Fractures in children are significantly different then they are in adults. Children have a membrane which covers the bone called a periosteum. The child’s periosteum as opposed to that of the adult periastium is thicker. It has active cells, which make bone, contained in it, has a very rich blood supply. Therefore children are able to heal their fractures much more rapidly than adults and can remodel or correct for any residual deformity. This means that in general children have some tolerance for residual angulation and displacement, which can’t be compensated in an adult.
The pitfall in children’s fractures is the closeness to their growth plate. At the end of each long bone a child has a soft cartilage growth plate. At the end of each long bone a child has a soft cartilage growth plate. This growth plate is sensitive to trauma or injury. On occasion, it can close or partially close, which means it can stop growing. This would leave the child with a shortened bone or more commonly an angular deformity of the arm or leg. If this were to occur it can be corrected at a later date.
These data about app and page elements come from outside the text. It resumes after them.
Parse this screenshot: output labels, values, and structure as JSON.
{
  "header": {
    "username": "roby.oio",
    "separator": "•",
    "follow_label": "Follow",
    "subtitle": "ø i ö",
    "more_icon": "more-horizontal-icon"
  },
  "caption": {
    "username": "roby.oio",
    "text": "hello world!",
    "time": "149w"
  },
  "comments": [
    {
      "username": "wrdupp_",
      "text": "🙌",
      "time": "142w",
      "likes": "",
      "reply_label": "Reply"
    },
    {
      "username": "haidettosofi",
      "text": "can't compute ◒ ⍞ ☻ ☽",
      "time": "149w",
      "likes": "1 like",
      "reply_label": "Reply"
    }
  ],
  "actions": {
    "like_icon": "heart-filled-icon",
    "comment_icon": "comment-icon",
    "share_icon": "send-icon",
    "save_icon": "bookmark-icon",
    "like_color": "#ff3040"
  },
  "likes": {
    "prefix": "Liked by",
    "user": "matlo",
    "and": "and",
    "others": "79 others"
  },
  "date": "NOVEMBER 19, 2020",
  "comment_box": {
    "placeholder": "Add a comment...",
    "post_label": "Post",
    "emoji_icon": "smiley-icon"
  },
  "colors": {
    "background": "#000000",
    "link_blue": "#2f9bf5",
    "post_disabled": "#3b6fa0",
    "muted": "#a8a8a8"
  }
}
Children’s fractures are typically immobilized in a cast for the full period of healing. It is rarely necessary to send children to physical therapy after their fractures heal. Joint stiffness in children is quite uncommon, whereas in adults it is of much greater concern.
Once your child’s fracture heals, the cast will be removed and normal use of the extremity will be all that is required to restore function.
Occasionally, with very severe or unusual injures it may be necessary to operate in order to realign the fracture pieces. This is typically done in fractures about the elbow and in specific fractures adjacent to joints, as well as some of the growth plate fractures mentioned above. Once the fracture heals and the cast has been removed your child can resume normal activity on a graded basis. This means that it is important that relative normal range of motion has been restored to the adjacent joints before strenuous physical activities is begun.